Among the topics explored in this book are ways of viewing the soul, the relation between body and soul, environmentalist thought, the phenomenon of torture, and the philosophical and theological warrants for genocide. Presenting an analysis of abstract modes of thought that have contributed to genocide, the book argues that a Jewish model of concrete thinking may inform our understanding of the abstractions that can lead to genocide. Its aim is to draw upon distinctively Jewish categories of thought to demonstrate how the conceptual defacing of the other human being serves to promote the murder of peoples, and to suggest a way of thinking that might help prevent genocide.

Raphael Lemkin Was a Remarkable Man

When he died, roughly 50 years ago at the age of 59, Raphael Lemkin was impoverished and embittered, an unnoticed man. Only 7 people attended his funeral. Yet he was one of the most influential international human rights lawyers of the twentieth century. Lemkin, whom Jay Winter describes in a recent piece as a “one-man NGO,” coined the word “genocide” for the destruction of a national, ethnic, racial or religious group, and was the driving force behind adoption of the UN Genocide Convention of 1948.

He came up with the term “genocide” in reflecting on the massacres of Armenian Christians in Ottoman Turkey during World War I–events we now know as the Armenian Genocide–but he had an example closer to home as well. A Polish Jew, he lost about 50 relatives in the Holocaust, and himself escaped the Nazis only after taking a bullet in the hip. He made his way to America, where he joined the law faculty at Duke, wrote his most important book, Axis Rule in Occupied Europe, and worked, successfully, for adoption of the UN Convention.

What explains his bitterness and isolation at the end? Lemkin was a loner and a difficult man; that was part of it, no doubt. And he could surely see, as Winter writes, that naming a crime, even legislating against a crime, does not necessarily reduce its frequency. It’s hard to argue that the Genocide Convention has been a great success. Still, Lemkin’s career had a public impact which most of us, especially in the legal academy, would be proud to claim.

I reflect on all this because, this month, Yale University Press releases Lemkin’s unfinished autobiography, Totally Unofficial: The Autobiography of Raphael Lemkin, edited by historian Donna-Lee Frieze. It looks very interesting. Here’s the publisher’s description:

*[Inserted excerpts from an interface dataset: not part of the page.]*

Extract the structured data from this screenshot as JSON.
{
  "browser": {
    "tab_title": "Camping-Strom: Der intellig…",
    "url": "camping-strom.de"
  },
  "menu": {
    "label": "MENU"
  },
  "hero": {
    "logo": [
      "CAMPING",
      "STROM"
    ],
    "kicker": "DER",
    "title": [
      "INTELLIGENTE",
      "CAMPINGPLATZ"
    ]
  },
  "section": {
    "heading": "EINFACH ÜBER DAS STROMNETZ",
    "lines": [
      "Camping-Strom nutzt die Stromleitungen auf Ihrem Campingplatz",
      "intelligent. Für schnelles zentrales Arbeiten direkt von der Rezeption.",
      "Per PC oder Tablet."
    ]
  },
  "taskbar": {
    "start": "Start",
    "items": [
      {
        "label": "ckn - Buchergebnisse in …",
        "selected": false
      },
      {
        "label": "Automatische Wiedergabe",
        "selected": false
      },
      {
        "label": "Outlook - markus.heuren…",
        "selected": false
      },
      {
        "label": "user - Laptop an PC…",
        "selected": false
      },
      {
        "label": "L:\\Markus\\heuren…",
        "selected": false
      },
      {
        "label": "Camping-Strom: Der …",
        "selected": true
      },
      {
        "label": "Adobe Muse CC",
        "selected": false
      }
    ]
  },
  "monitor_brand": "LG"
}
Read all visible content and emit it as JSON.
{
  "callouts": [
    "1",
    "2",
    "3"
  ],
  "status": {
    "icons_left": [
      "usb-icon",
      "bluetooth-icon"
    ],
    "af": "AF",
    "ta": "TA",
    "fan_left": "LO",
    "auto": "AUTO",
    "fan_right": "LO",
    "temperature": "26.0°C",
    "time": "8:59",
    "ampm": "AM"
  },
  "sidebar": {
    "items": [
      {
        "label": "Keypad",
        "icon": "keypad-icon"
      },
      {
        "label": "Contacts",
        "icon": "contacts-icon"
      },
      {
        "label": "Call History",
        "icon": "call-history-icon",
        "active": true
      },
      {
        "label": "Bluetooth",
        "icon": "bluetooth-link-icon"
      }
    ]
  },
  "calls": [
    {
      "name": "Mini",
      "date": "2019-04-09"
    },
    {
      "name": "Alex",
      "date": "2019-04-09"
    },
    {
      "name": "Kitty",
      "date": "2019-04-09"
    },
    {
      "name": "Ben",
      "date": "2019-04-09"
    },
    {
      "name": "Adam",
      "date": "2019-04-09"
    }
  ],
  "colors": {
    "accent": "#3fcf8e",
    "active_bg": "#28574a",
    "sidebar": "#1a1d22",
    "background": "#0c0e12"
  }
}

Among the greatest intellectual heroes of modern times, Raphael Lemkin lived an extraordinary life of struggle and hardship, yet altered international law and redefined the world’s understanding of group rights. He invented the concept and word “genocide” and propelled the idea into international legal status. An uncommonly creative pioneer in ethical thought, he twice was nominated for the Nobel Peace Prize. Although Lemkin died alone and in poverty, he left behind a model for a life of activism, a legacy of major contributions to international law, and—not least—an unpublished autobiography. Presented here for the first time is his own account of his life, from his boyhood on a small farm in Poland with his Jewish parents, to his perilous escape from Nazi Europe, through his arrival in the United States and rise to influence as an academic, thinker, and revered lawyer of international criminal law.

Panel: Overcoming Genocide Denial

Fordham Law School’s Leitner Center for International Law and Justice will host a panel, “Overcoming Genocide Denial,” on December 4. The panel will offer a comparative examination of the Holocaust and the Armenian, Rwandan, and Sudanese Genocides. Speakers include Taner Akçam (Clark University), Gregory Stanton (George Mason University) and Sheri Rosenberg (Cardozo Law School). Details are here.